>>>>>
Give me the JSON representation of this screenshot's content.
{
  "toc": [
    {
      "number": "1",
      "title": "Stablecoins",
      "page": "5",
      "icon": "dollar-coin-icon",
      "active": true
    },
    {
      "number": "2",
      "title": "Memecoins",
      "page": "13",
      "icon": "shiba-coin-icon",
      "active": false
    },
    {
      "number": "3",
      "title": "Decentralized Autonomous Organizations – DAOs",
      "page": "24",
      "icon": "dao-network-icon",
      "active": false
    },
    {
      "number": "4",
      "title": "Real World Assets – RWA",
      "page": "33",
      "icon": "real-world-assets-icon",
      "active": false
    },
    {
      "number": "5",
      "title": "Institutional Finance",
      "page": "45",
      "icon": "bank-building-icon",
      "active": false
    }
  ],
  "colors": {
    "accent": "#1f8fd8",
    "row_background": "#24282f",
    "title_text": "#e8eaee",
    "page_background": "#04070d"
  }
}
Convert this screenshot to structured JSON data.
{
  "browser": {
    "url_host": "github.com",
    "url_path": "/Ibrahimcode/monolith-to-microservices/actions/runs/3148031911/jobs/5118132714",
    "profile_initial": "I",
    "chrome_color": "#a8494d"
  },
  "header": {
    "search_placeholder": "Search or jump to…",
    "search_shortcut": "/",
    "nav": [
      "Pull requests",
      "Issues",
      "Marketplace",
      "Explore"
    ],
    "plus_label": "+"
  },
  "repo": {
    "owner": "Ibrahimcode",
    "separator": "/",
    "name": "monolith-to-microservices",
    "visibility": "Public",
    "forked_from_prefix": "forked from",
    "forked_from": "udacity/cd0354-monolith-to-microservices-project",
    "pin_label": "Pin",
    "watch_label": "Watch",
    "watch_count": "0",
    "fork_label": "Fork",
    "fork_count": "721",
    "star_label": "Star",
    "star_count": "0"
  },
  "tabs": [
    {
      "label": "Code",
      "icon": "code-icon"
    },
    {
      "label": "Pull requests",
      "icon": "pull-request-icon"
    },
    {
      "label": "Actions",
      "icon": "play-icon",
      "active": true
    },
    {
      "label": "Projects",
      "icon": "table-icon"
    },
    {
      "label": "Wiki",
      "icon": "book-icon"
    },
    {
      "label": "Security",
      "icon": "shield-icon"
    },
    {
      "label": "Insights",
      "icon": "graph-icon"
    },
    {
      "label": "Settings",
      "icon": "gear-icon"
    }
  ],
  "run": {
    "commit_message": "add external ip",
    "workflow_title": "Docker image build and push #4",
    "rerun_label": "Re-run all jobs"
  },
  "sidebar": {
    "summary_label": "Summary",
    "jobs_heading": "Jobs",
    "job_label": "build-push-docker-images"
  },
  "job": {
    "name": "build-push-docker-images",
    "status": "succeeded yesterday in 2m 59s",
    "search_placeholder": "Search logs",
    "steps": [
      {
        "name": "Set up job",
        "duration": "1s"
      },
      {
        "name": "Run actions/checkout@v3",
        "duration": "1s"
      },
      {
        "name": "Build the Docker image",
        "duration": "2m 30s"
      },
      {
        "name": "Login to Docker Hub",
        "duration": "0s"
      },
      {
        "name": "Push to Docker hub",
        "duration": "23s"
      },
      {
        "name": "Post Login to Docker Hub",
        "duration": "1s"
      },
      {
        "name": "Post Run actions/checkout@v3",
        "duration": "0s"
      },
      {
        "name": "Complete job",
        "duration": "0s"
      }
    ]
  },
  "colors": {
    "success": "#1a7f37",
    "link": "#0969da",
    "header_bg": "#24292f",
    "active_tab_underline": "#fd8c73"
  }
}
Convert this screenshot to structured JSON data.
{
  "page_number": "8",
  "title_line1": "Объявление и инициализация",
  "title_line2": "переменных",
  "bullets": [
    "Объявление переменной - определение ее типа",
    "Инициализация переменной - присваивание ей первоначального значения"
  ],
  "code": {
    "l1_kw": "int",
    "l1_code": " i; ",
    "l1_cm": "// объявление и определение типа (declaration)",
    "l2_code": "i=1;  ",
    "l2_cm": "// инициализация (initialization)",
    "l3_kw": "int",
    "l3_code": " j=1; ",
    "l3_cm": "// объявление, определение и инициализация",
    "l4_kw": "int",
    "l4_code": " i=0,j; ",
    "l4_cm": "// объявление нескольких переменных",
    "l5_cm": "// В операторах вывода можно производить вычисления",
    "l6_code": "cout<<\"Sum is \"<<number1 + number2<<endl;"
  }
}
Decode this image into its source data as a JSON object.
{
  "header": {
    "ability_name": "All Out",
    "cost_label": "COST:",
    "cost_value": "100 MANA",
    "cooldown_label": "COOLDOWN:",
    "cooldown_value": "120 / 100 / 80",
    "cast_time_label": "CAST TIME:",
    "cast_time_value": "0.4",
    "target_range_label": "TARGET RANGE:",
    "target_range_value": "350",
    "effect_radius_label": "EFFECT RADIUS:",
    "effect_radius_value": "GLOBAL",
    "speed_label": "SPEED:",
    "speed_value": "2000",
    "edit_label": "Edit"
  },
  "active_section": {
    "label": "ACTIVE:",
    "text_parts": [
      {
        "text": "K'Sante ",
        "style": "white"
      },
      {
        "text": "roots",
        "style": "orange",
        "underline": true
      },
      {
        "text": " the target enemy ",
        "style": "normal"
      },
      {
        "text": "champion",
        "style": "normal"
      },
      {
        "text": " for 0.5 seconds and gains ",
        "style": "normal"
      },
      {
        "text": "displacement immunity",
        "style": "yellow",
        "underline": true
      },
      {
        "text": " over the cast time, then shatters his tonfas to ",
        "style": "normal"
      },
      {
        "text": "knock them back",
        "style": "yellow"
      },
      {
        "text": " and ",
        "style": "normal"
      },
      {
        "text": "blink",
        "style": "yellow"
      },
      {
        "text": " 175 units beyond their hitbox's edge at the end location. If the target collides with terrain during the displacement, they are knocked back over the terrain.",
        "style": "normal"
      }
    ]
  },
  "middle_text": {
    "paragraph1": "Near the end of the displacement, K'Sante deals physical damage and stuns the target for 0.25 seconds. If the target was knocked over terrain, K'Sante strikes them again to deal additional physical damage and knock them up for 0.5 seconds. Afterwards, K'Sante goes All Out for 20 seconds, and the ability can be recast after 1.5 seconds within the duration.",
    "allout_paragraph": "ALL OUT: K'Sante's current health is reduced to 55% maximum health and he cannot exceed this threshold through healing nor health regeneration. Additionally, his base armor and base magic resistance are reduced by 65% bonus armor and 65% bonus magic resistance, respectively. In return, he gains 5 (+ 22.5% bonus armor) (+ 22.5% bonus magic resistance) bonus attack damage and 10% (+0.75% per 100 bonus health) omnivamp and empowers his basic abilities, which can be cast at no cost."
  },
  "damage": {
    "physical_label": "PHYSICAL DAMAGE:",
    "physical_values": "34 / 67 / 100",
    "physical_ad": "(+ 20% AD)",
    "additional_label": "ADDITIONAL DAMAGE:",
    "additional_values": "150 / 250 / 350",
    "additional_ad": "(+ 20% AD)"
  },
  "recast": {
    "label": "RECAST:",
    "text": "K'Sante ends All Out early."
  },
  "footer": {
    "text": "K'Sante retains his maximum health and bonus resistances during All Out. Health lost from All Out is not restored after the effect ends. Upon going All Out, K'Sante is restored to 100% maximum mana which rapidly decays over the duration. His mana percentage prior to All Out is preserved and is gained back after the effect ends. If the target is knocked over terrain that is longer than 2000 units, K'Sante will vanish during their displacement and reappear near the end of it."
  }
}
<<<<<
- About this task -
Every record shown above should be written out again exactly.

- Expected output -
Give me the JSON representation of this screenshot's content.
{
  "toc": [
    {
      "number": "1",
      "title": "Stablecoins",
      "page": "5",
      "icon": "dollar-coin-icon",
      "active": true
    },
    {
      "number": "2",
      "title": "Memecoins",
      "page": "13",
      "icon": "shiba-coin-icon",
      "active": false
    },
    {
      "number": "3",
      "title": "Decentralized Autonomous Organizations – DAOs",
      "page": "24",
      "icon": "dao-network-icon",
      "active": false
    },
    {
      "number": "4",
      "title": "Real World Assets – RWA",
      "page": "33",
      "icon": "real-world-assets-icon",
      "active": false
    },
    {
      "number": "5",
      "title": "Institutional Finance",
      "page": "45",
      "icon": "bank-building-icon",
      "active": false
    }
  ],
  "colors": {
    "accent": "#1f8fd8",
    "row_background": "#24282f",
    "title_text": "#e8eaee",
    "page_background": "#04070d"
  }
}
Convert this screenshot to structured JSON data.
{
  "browser": {
    "url_host": "github.com",
    "url_path": "/Ibrahimcode/monolith-to-microservices/actions/runs/3148031911/jobs/5118132714",
    "profile_initial": "I",
    "chrome_color": "#a8494d"
  },
  "header": {
    "search_placeholder": "Search or jump to…",
    "search_shortcut": "/",
    "nav": [
      "Pull requests",
      "Issues",
      "Marketplace",
      "Explore"
    ],
    "plus_label": "+"
  },
  "repo": {
    "owner": "Ibrahimcode",
    "separator": "/",
    "name": "monolith-to-microservices",
    "visibility": "Public",
    "forked_from_prefix": "forked from",
    "forked_from": "udacity/cd0354-monolith-to-microservices-project",
    "pin_label": "Pin",
    "watch_label": "Watch",
    "watch_count": "0",
    "fork_label": "Fork",
    "fork_count": "721",
    "star_label": "Star",
    "star_count": "0"
  },
  "tabs": [
    {
      "label": "Code",
      "icon": "code-icon"
    },
    {
      "label": "Pull requests",
      "icon": "pull-request-icon"
    },
    {
      "label": "Actions",
      "icon": "play-icon",
      "active": true
    },
    {
      "label": "Projects",
      "icon": "table-icon"
    },
    {
      "label": "Wiki",
      "icon": "book-icon"
    },
    {
      "label": "Security",
      "icon": "shield-icon"
    },
    {
      "label": "Insights",
      "icon": "graph-icon"
    },
    {
      "label": "Settings",
      "icon": "gear-icon"
    }
  ],
  "run": {
    "commit_message": "add external ip",
    "workflow_title": "Docker image build and push #4",
    "rerun_label": "Re-run all jobs"
  },
  "sidebar": {
    "summary_label": "Summary",
    "jobs_heading": "Jobs",
    "job_label": "build-push-docker-images"
  },
  "job": {
    "name": "build-push-docker-images",
    "status": "succeeded yesterday in 2m 59s",
    "search_placeholder": "Search logs",
    "steps": [
      {
        "name": "Set up job",
        "duration": "1s"
      },
      {
        "name": "Run actions/checkout@v3",
        "duration": "1s"
      },
      {
        "name": "Build the Docker image",
        "duration": "2m 30s"
      },
      {
        "name": "Login to Docker Hub",
        "duration": "0s"
      },
      {
        "name": "Push to Docker hub",
        "duration": "23s"
      },
      {
        "name": "Post Login to Docker Hub",
        "duration": "1s"
      },
      {
        "name": "Post Run actions/checkout@v3",
        "duration": "0s"
      },
      {
        "name": "Complete job",
        "duration": "0s"
      }
    ]
  },
  "colors": {
    "success": "#1a7f37",
    "link": "#0969da",
    "header_bg": "#24292f",
    "active_tab_underline": "#fd8c73"
  }
}
Convert this screenshot to structured JSON data.
{
  "page_number": "8",
  "title_line1": "Объявление и инициализация",
  "title_line2": "переменных",
  "bullets": [
    "Объявление переменной - определение ее типа",
    "Инициализация переменной - присваивание ей первоначального значения"
  ],
  "code": {
    "l1_kw": "int",
    "l1_code": " i; ",
    "l1_cm": "// объявление и определение типа (declaration)",
    "l2_code": "i=1;  ",
    "l2_cm": "// инициализация (initialization)",
    "l3_kw": "int",
    "l3_code": " j=1; ",
    "l3_cm": "// объявление, определение и инициализация",
    "l4_kw": "int",
    "l4_code": " i=0,j; ",
    "l4_cm": "// объявление нескольких переменных",
    "l5_cm": "// В операторах вывода можно производить вычисления",
    "l6_code": "cout<<\"Sum is \"<<number1 + number2<<endl;"
  }
}
Decode this image into its source data as a JSON object.
{
  "header": {
    "ability_name": "All Out",
    "cost_label": "COST:",
    "cost_value": "100 MANA",
    "cooldown_label": "COOLDOWN:",
    "cooldown_value": "120 / 100 / 80",
    "cast_time_label": "CAST TIME:",
    "cast_time_value": "0.4",
    "target_range_label": "TARGET RANGE:",
    "target_range_value": "350",
    "effect_radius_label": "EFFECT RADIUS:",
    "effect_radius_value": "GLOBAL",
    "speed_label": "SPEED:",
    "speed_value": "2000",
    "edit_label": "Edit"
  },
  "active_section": {
    "label": "ACTIVE:",
    "text_parts": [
      {
        "text": "K'Sante ",
        "style": "white"
      },
      {
        "text": "roots",
        "style": "orange",
        "underline": true
      },
      {
        "text": " the target enemy ",
        "style": "normal"
      },
      {
        "text": "champion",
        "style": "normal"
      },
      {
        "text": " for 0.5 seconds and gains ",
        "style": "normal"
      },
      {
        "text": "displacement immunity",
        "style": "yellow",
        "underline": true
      },
      {
        "text": " over the cast time, then shatters his tonfas to ",
        "style": "normal"
      },
      {
        "text": "knock them back",
        "style": "yellow"
      },
      {
        "text": " and ",
        "style": "normal"
      },
      {
        "text": "blink",
        "style": "yellow"
      },
      {
        "text": " 175 units beyond their hitbox's edge at the end location. If the target collides with terrain during the displacement, they are knocked back over the terrain.",
        "style": "normal"
      }
    ]
  },
  "middle_text": {
    "paragraph1": "Near the end of the displacement, K'Sante deals physical damage and stuns the target for 0.25 seconds. If the target was knocked over terrain, K'Sante strikes them again to deal additional physical damage and knock them up for 0.5 seconds. Afterwards, K'Sante goes All Out for 20 seconds, and the ability can be recast after 1.5 seconds within the duration.",
    "allout_paragraph": "ALL OUT: K'Sante's current health is reduced to 55% maximum health and he cannot exceed this threshold through healing nor health regeneration. Additionally, his base armor and base magic resistance are reduced by 65% bonus armor and 65% bonus magic resistance, respectively. In return, he gains 5 (+ 22.5% bonus armor) (+ 22.5% bonus magic resistance) bonus attack damage and 10% (+0.75% per 100 bonus health) omnivamp and empowers his basic abilities, which can be cast at no cost."
  },
  "damage": {
    "physical_label": "PHYSICAL DAMAGE:",
    "physical_values": "34 / 67 / 100",
    "physical_ad": "(+ 20% AD)",
    "additional_label": "ADDITIONAL DAMAGE:",
    "additional_values": "150 / 250 / 350",
    "additional_ad": "(+ 20% AD)"
  },
  "recast": {
    "label": "RECAST:",
    "text": "K'Sante ends All Out early."
  },
  "footer": {
    "text": "K'Sante retains his maximum health and bonus resistances during All Out. Health lost from All Out is not restored after the effect ends. Upon going All Out, K'Sante is restored to 100% maximum mana which rapidly decays over the duration. His mana percentage prior to All Out is preserved and is gained back after the effect ends. If the target is knocked over terrain that is longer than 2000 units, K'Sante will vanish during their displacement and reappear near the end of it."
  }
}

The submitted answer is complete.